--- Working data Enclosed Below ---

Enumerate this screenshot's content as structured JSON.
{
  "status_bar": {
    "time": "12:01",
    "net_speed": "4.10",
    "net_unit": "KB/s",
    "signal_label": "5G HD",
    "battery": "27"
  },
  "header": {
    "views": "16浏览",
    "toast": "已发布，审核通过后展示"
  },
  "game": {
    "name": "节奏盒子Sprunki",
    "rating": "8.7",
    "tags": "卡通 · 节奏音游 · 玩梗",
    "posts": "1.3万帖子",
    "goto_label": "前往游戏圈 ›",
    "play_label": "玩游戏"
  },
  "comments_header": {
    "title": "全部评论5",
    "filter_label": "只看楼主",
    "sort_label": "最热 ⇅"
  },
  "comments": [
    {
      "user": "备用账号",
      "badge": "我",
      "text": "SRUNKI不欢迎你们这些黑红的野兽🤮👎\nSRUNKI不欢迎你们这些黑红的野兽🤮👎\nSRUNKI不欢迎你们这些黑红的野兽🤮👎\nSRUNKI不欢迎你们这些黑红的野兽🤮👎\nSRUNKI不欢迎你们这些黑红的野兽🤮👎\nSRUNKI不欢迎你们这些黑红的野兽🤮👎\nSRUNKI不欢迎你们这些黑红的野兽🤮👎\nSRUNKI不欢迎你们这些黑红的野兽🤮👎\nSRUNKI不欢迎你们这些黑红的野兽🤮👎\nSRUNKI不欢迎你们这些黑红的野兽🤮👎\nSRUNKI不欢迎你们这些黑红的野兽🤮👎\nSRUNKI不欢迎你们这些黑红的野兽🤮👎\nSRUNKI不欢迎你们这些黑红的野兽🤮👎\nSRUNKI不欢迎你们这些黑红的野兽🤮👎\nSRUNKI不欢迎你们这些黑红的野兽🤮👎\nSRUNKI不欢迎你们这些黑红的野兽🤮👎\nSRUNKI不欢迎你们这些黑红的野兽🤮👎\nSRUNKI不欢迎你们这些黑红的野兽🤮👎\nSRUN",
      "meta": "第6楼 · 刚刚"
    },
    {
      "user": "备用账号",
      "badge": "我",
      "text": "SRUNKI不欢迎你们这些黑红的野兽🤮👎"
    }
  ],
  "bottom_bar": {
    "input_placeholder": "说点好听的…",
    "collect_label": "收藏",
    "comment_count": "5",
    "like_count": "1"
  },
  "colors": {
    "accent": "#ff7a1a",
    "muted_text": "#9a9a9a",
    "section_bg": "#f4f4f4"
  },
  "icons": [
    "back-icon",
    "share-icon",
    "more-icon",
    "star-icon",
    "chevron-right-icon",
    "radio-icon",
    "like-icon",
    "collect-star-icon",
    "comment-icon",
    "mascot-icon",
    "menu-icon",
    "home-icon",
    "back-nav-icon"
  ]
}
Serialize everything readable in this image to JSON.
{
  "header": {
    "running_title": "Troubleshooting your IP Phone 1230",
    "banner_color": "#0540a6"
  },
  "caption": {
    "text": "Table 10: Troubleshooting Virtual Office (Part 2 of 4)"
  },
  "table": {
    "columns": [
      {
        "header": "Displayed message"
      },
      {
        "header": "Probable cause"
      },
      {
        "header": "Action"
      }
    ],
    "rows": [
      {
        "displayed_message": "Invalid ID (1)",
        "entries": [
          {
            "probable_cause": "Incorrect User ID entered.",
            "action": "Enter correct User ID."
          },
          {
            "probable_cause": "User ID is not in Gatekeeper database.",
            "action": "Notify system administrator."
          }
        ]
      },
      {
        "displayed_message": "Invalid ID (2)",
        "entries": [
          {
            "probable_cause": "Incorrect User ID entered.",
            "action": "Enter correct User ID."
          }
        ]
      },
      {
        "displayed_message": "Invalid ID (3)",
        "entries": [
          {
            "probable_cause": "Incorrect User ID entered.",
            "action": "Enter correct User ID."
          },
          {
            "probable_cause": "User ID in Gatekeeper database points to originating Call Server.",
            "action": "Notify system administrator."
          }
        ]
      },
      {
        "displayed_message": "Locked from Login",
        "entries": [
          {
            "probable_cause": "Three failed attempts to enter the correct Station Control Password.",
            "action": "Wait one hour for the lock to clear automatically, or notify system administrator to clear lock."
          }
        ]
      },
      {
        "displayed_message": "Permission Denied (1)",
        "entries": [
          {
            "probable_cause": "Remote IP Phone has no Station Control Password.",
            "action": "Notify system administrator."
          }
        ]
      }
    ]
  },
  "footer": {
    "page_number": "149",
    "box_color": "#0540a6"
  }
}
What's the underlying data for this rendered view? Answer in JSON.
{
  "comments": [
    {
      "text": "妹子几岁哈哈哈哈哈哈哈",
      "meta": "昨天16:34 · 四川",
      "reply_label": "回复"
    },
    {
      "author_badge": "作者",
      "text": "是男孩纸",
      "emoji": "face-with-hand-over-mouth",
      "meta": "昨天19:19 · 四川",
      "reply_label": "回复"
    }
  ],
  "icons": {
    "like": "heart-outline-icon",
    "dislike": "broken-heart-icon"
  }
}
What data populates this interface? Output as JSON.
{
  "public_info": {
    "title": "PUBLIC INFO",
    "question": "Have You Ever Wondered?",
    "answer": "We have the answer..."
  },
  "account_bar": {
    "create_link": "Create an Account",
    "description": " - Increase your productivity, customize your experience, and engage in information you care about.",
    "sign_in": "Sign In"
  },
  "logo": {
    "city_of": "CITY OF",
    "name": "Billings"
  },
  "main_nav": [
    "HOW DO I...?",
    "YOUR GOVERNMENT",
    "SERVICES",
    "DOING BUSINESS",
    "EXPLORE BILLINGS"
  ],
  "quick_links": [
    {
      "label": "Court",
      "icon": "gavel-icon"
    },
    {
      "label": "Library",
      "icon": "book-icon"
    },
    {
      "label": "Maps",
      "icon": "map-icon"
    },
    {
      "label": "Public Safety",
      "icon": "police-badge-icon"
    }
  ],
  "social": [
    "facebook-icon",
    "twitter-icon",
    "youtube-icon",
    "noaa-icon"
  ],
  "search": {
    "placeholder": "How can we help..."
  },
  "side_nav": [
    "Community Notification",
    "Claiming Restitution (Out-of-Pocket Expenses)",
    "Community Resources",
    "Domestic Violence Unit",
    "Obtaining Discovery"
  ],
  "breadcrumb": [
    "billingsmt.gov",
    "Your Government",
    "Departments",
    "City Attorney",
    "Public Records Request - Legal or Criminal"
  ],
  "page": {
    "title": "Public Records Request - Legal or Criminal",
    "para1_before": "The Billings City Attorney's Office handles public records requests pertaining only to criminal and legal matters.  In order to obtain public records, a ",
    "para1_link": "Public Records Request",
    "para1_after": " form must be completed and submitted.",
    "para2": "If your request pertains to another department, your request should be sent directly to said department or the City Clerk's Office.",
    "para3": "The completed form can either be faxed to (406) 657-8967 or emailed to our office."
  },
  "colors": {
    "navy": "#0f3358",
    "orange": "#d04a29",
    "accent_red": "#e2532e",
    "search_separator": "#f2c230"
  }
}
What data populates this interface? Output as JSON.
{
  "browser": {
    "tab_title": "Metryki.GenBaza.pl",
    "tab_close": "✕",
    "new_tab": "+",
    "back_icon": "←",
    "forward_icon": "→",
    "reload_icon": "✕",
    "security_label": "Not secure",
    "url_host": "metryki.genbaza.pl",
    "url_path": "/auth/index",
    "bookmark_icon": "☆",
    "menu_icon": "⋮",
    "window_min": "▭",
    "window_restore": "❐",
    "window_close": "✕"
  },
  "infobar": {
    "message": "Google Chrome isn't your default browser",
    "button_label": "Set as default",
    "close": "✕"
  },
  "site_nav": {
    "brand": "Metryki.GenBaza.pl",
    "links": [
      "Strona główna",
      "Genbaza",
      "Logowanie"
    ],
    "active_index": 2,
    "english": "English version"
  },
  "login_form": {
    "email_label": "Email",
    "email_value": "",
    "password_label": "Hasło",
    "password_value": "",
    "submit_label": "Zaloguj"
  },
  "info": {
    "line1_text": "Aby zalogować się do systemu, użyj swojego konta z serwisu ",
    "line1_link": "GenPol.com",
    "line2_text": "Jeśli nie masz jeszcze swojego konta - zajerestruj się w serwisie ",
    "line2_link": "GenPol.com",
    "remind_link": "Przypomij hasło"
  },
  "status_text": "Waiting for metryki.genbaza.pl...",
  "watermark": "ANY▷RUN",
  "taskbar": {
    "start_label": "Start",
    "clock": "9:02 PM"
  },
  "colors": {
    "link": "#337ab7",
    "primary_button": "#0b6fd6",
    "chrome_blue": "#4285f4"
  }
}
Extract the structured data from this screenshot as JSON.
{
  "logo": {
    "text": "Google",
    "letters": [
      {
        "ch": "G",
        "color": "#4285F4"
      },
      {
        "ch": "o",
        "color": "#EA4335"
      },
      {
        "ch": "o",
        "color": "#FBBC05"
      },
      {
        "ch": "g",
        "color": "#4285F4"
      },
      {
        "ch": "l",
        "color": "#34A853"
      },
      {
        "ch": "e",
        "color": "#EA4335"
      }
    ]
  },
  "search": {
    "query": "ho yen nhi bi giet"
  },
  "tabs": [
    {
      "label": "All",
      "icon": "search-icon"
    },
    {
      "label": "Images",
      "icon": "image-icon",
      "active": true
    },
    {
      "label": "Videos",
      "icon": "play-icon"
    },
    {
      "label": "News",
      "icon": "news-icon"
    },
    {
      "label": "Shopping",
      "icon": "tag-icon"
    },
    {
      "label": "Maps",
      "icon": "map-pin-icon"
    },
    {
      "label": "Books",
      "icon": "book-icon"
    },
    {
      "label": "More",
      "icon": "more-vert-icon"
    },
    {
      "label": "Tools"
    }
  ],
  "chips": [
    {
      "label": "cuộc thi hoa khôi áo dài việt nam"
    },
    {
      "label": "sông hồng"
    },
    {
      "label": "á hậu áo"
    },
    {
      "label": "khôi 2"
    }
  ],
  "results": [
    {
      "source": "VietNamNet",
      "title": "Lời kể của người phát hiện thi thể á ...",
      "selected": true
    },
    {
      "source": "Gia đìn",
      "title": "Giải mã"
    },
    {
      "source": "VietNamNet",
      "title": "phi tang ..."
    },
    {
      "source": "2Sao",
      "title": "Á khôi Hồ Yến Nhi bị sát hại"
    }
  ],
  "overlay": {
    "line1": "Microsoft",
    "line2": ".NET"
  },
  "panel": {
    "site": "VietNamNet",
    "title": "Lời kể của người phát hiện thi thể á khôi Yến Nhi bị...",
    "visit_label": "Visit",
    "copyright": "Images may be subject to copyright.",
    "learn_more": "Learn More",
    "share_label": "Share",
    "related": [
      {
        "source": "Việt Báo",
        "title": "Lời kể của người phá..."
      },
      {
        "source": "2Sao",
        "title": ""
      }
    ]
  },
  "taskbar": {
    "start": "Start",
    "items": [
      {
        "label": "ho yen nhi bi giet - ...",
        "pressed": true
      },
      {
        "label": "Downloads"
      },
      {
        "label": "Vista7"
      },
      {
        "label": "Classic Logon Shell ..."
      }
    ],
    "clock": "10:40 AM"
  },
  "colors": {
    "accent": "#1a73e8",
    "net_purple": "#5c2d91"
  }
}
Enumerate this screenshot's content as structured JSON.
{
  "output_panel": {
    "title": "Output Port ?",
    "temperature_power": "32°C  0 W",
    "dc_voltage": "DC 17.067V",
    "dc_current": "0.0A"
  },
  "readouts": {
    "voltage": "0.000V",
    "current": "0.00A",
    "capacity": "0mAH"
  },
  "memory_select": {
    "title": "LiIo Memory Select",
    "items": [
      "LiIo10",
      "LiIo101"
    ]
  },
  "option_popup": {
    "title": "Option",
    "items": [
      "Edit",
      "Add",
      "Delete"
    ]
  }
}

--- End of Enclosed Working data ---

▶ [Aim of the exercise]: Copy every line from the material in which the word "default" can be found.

▶ [Solved problem]:
    "message": "Google Chrome isn't your default browser",
    "button_label": "Set as default",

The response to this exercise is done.